It’s not every day people raise money for a fine levied against an attorney they have never met. But that’s exactly what some members of a Facebook group operated by Jeff Gold did for him after Nassau County officials threatened to fine him for an error on his law firm’s website.

While not representing individuals and small business clients out of his Bellmore office, Gold helps thousands of homeowners file assessment challenges through a Facebook group he operates, “Nassau — Grieve Your Tax Assessment on Your Own — Free.”

The fine notice was sent to him within a month after he criticized County Executive Edward Mangano’s property tax assessment system overhaul, which was detailed in Newsday’s “Separate & Unequal” investigation.

Gold was notified in February by the county’s Office of Consumer Affairs that his website violated the county’s deceptive and unfair trade practices laws by stating Gold still was on the county’s Assessment Review Commission. The panel renders decisions on assessment challenges.

Gold left the commission in 2008 but hadn’t updated the law firm’s website.

The letter Gold received said he would have to pay $2,500 within 10 days to settle the case or face a fine of up to $5,000.

But the county dismissed the case last week — saying its initial notice was only a “cease and desist” letter.

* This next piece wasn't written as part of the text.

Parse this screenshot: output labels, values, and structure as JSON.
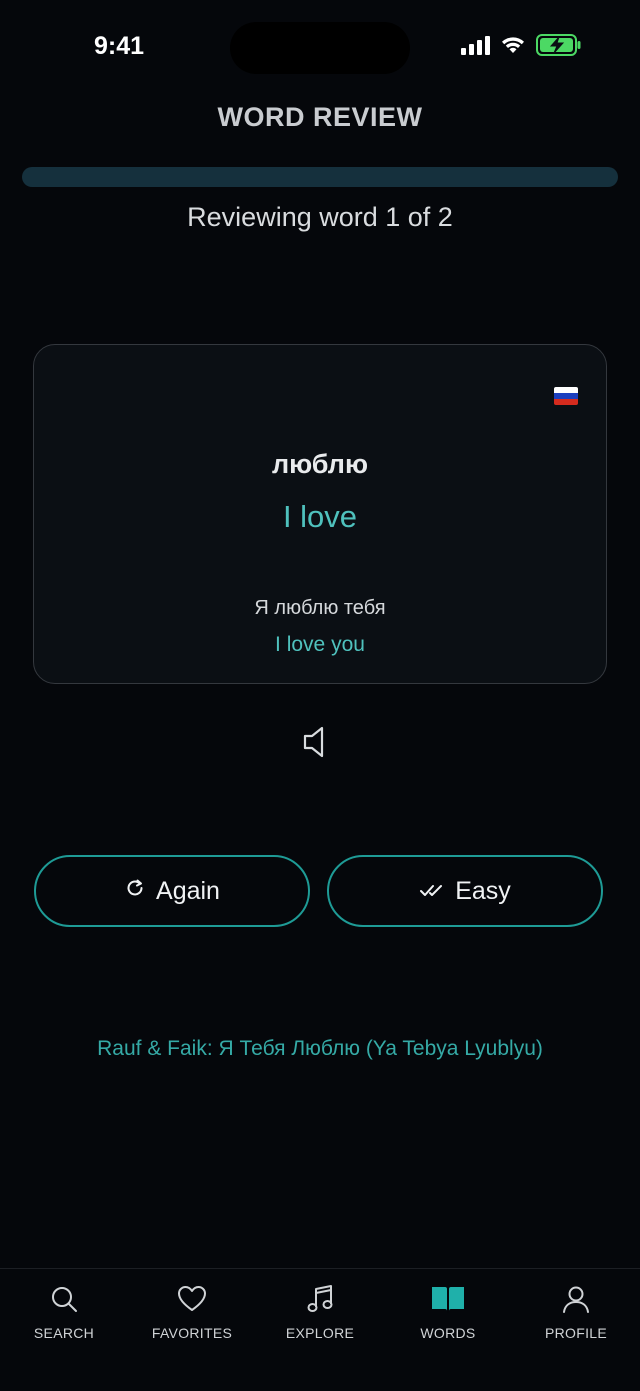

By then, some of the 8,000 members of the Facebook group had raised the fine money for Gold without him asking for them to do so.

Malverne resident Daren Lubin, 36, said he visited Gold’s Facebook group a few months ago to research filing his first assessment challenge.

Lubin said that when he learned Gold was being fined from a post on the page, he felt like those who had saved money on their taxes due to Gold’s help would be willing to chip in. Lubin said he had never met or spoken with Gold . . .

“This guy is doing something for the community and helping the community and all the residents of Nassau County,” Lubin said. “So, I felt like paying it forward.”

The letter warning Gold of the fine arrived within a month of a News 12 Long Island broadcast in which Gold alleged that County Executive Edward Mangano was “incompetent” or “corrupt” when he overhauled the assessment system. Gold said the timing of the letter and the fact that county officials never asked him to change the site before fining him made him believe the fine was intended as retribution for the criticism.

“Within a half-hour of receiving the letter, my tech guy changed the webpage,” Gold said.

County Commissioner of Consumer Affairs Madalyn Farley suggested retribution had nothing to do with the fine. Farley said in an emailed statement that her office issues hundreds of violations each year and began its investigation into Gold after receiving a complaint.

“Although Mr. Gold is a self-proclaimed expert in the industry, I highly doubt the county executive even knows who he is,” Farley said.

Farley said the county dismissed the case after Gold produced documentation showing the website was no longer used for business practices and that it had been corrected.

Gold decided to give the money that was raised to several local charities, something supported by Lubin and others who donated.

“I feel like Santa Claus,” Gold said in a post to the group where he listed some of the donations. “Thanks to all who donated for giving me this opportunity.”